=== Your instructions ===
Send back the entries below exactly as they appear.

** Opening Entries supplied block **

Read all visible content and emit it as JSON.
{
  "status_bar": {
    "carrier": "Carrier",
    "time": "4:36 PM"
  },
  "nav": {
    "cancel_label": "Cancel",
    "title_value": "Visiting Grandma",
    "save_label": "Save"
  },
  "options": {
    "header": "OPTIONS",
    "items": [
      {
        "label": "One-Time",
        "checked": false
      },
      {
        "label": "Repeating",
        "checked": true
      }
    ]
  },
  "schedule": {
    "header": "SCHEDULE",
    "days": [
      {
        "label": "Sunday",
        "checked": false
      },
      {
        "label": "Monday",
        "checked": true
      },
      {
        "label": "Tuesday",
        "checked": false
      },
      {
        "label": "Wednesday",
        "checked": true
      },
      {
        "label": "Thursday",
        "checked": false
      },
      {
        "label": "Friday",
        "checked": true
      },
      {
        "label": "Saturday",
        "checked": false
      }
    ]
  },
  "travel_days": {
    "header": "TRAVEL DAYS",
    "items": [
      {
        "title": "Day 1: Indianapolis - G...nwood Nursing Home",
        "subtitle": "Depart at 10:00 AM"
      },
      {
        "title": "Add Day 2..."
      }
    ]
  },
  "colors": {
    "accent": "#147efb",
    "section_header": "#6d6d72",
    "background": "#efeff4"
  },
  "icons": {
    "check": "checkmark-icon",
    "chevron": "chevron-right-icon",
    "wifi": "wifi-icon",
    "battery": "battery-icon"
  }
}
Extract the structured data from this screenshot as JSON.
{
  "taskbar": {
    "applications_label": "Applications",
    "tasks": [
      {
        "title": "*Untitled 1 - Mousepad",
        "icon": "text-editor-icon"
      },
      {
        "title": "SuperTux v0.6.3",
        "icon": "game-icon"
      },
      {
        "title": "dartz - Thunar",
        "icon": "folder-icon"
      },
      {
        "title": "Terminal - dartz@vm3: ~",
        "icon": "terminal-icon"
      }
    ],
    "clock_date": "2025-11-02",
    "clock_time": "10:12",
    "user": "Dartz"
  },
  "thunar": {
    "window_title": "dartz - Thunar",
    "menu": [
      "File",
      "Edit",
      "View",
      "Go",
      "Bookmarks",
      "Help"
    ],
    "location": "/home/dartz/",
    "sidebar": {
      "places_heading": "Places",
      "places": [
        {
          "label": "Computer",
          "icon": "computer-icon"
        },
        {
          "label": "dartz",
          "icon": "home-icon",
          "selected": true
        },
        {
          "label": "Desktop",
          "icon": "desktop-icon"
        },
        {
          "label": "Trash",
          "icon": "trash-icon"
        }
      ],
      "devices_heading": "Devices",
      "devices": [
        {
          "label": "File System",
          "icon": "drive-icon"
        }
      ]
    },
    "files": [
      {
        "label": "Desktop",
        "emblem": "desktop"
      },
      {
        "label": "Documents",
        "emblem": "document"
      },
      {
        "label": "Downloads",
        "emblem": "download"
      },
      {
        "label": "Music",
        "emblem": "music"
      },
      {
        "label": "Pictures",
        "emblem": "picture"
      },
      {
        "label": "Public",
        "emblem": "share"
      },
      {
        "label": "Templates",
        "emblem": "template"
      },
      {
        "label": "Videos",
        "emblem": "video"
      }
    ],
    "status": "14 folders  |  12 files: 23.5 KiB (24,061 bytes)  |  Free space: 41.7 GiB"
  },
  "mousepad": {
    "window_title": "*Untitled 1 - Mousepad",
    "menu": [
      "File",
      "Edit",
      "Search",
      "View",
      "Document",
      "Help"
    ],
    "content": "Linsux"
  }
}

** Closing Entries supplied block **

=== Expected output ===
Read all visible content and emit it as JSON.
{
  "status_bar": {
    "carrier": "Carrier",
    "time": "4:36 PM"
  },
  "nav": {
    "cancel_label": "Cancel",
    "title_value": "Visiting Grandma",
    "save_label": "Save"
  },
  "options": {
    "header": "OPTIONS",
    "items": [
      {
        "label": "One-Time",
        "checked": false
      },
      {
        "label": "Repeating",
        "checked": true
      }
    ]
  },
  "schedule": {
    "header": "SCHEDULE",
    "days": [
      {
        "label": "Sunday",
        "checked": false
      },
      {
        "label": "Monday",
        "checked": true
      },
      {
        "label": "Tuesday",
        "checked": false
      },
      {
        "label": "Wednesday",
        "checked": true
      },
      {
        "label": "Thursday",
        "checked": false
      },
      {
        "label": "Friday",
        "checked": true
      },
      {
        "label": "Saturday",
        "checked": false
      }
    ]
  },
  "travel_days": {
    "header": "TRAVEL DAYS",
    "items": [
      {
        "title": "Day 1: Indianapolis - G...nwood Nursing Home",
        "subtitle": "Depart at 10:00 AM"
      },
      {
        "title": "Add Day 2..."
      }
    ]
  },
  "colors": {
    "accent": "#147efb",
    "section_header": "#6d6d72",
    "background": "#efeff4"
  },
  "icons": {
    "check": "checkmark-icon",
    "chevron": "chevron-right-icon",
    "wifi": "wifi-icon",
    "battery": "battery-icon"
  }
}
Extract the structured data from this screenshot as JSON.
{
  "taskbar": {
    "applications_label": "Applications",
    "tasks": [
      {
        "title": "*Untitled 1 - Mousepad",
        "icon": "text-editor-icon"
      },
      {
        "title": "SuperTux v0.6.3",
        "icon": "game-icon"
      },
      {
        "title": "dartz - Thunar",
        "icon": "folder-icon"
      },
      {
        "title": "Terminal - dartz@vm3: ~",
        "icon": "terminal-icon"
      }
    ],
    "clock_date": "2025-11-02",
    "clock_time": "10:12",
    "user": "Dartz"
  },
  "thunar": {
    "window_title": "dartz - Thunar",
    "menu": [
      "File",
      "Edit",
      "View",
      "Go",
      "Bookmarks",
      "Help"
    ],
    "location": "/home/dartz/",
    "sidebar": {
      "places_heading": "Places",
      "places": [
        {
          "label": "Computer",
          "icon": "computer-icon"
        },
        {
          "label": "dartz",
          "icon": "home-icon",
          "selected": true
        },
        {
          "label": "Desktop",
          "icon": "desktop-icon"
        },
        {
          "label": "Trash",
          "icon": "trash-icon"
        }
      ],
      "devices_heading": "Devices",
      "devices": [
        {
          "label": "File System",
          "icon": "drive-icon"
        }
      ]
    },
    "files": [
      {
        "label": "Desktop",
        "emblem": "desktop"
      },
      {
        "label": "Documents",
        "emblem": "document"
      },
      {
        "label": "Downloads",
        "emblem": "download"
      },
      {
        "label": "Music",
        "emblem": "music"
      },
      {
        "label": "Pictures",
        "emblem": "picture"
      },
      {
        "label": "Public",
        "emblem": "share"
      },
      {
        "label": "Templates",
        "emblem": "template"
      },
      {
        "label": "Videos",
        "emblem": "video"
      }
    ],
    "status": "14 folders  |  12 files: 23.5 KiB (24,061 bytes)  |  Free space: 41.7 GiB"
  },
  "mousepad": {
    "window_title": "*Untitled 1 - Mousepad",
    "menu": [
      "File",
      "Edit",
      "Search",
      "View",
      "Document",
      "Help"
    ],
    "content": "Linsux"
  }
}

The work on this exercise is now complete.